NEW YORK - Subway train operator Michael Brantley struggled to speak in a cellphone video he made last week during an emergency room visit because of COVID-19

“This here seriously has almost killed me," Brantley said.

Brantley, who is 36 and has been a train operator for six years, says he felt miserable. He visited the ER twice and spent three nights at the hospital. 

"I was having sweats, shivers, my legs were shaking, my throat was pretty much on fire," Brantley told NY1. "I was having pains from feeling like injuries that I haven't felt in years when I was younger. The corona just completely took over my body."

There are 2,269 MTA employees diagnosed with COVID-19 and 59 of them have died.

Brantley believes his years riding the rails made him vulnerable.

"Since I came to MTA I've developed numerous allergies, I've had asthma, I’ve had bronchitis attacks," he said. "This is part of things that weakened me, when it came to this corona.”

Epidemologists say transit workers like Brantley are at higher risk.

They come in contact with a large number of people including other essential workers who themselves are at high risk of contracting the virus.

They've often spent years breathing in dust or diesel fumes from subway tunnels or behind the wheel of buses in traffic.

"That puts them at an increased risk for COVID disease," said Dr. Steven Markowitz, a professor at Queens College and an epidemiologist who specializes in occupational health.

Markowitz says the MTA should have given workers masks when the outbreak began.

Back then, the Centers for Disease Control did not call for healthy people to wear them.

"They were not coming out with recommendations for the whole variety of workers who are at increased risk," Markowitz said. "In that sense masks should have been used earlier, I think."

The MTA says it was just following CDC guidelines at first, but then decided to hand out masks.

Since then, the CDC has called for everyone to wear face coverings.

The MTA has handed out half a million masks, including 300,000 of the protective N95 masks. But workers must make those N95s last a week.

"It's not enough," said Sarah Feinberg, the interim president of NYC Transit. "I want people to have a new N95 mask for every single shift that they work. I don't want them to have to disinfect and reuse these masks."
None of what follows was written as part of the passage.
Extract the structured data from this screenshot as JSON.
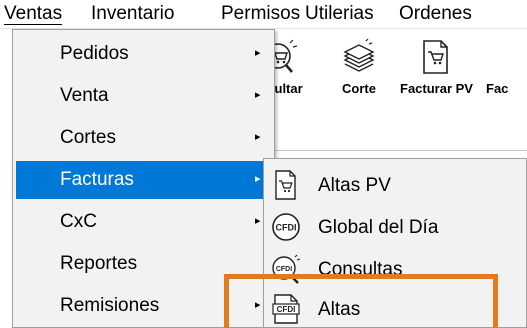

Brantley is recovering. He said he wanted to tell his story so that all New Yorkers take coronavirus seriously and his colleagues are fully protected.

"Corona is very powerful," he said. "But you know, New Yorkers are tough."